The team of lecturers at the Uiversity are well experienced. Their level of insight and the methodologies of delivery works for the interes of the leaeners. My learning experience was largely boosted by the level of knowledge of the professors at the institution, and their passion to transfer the same to learners. I appreciate every class I attended because of the level of insight I was able to gather




On Campus

The best university I’ve been to

The campus and the people I've met have made it a wonderful experience. I was reared in a small town with a graduating class of only 88 individuals, so moving to City University was a huge adjustment for me. My dorm has more residents than my whole high school combined! I enjoy the atmosphere here, and everyone is so friendly. Outstanding academic options and a stunning campus. Really great from beginning to end. The educators genuinely love what they do, and the students are ready to learn. On or around college, there is always something to do with friends, and the social scene is particularly warm.




On Campus

Bayes Business School

As a student at City university attending Bayes Business School I would totally recommend choosing this university as the experience is exceptional with great social networking opportunities . Professors are significantly helpful, delivering with excellence and professionalism. Everyone is happy to help and make you feel welcomed in such an esteem university as City, offering exceptional development and guidance through out the course.




On Campus

Economics and Politics

Incredibly amazing university, the way they polish students and help them boost their morale and think intellectually is worthwhile. Many universities have international partnerships to allow exchanges between their students. The most obvious subjects for these opportunities would be those that involve languages, and the study of people and places.




On Campus

Clinical biology

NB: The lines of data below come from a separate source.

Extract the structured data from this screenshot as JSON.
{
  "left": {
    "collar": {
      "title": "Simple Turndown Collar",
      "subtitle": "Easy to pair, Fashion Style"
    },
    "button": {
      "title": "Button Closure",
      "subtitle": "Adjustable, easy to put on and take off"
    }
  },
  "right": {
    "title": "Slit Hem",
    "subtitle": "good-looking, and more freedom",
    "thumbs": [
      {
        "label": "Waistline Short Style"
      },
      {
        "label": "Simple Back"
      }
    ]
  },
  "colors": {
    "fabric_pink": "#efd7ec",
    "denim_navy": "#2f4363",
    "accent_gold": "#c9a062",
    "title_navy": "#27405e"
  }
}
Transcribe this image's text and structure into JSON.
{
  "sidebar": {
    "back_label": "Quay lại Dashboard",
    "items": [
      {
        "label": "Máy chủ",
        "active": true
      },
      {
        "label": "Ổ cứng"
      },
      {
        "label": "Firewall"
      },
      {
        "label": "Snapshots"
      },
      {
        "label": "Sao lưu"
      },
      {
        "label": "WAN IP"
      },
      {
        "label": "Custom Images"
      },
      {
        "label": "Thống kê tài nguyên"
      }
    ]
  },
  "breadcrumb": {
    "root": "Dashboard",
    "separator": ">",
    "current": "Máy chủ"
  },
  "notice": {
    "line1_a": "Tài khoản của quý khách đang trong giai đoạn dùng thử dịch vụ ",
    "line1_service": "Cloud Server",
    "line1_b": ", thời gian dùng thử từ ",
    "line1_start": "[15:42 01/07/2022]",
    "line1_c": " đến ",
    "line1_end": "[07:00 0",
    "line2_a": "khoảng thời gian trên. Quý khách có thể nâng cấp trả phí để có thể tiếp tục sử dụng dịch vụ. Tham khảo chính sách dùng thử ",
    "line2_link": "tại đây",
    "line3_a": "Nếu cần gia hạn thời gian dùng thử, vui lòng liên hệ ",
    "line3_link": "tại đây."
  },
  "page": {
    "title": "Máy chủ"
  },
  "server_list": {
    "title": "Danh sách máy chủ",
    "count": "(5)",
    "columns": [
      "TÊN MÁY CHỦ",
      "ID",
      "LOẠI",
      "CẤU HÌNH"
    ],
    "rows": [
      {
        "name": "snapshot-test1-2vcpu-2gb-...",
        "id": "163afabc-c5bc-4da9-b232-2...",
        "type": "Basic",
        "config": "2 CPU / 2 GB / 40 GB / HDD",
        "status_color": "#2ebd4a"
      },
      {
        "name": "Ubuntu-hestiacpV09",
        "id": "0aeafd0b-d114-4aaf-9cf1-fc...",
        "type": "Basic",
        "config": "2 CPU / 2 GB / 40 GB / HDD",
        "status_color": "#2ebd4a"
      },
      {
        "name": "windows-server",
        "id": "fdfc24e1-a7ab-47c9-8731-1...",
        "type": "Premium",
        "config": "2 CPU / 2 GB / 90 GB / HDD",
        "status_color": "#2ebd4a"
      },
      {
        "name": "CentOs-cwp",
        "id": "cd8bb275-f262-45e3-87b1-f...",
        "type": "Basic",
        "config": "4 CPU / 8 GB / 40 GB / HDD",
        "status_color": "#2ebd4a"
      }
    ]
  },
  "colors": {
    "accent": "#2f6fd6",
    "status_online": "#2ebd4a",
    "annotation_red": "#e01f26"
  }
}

I really like it it’s perfect for me with not too many people and not too few either. All the modules are amazing. I love the toy bar. I love all the societies that I’ma part of. Especially the colour Bollywood society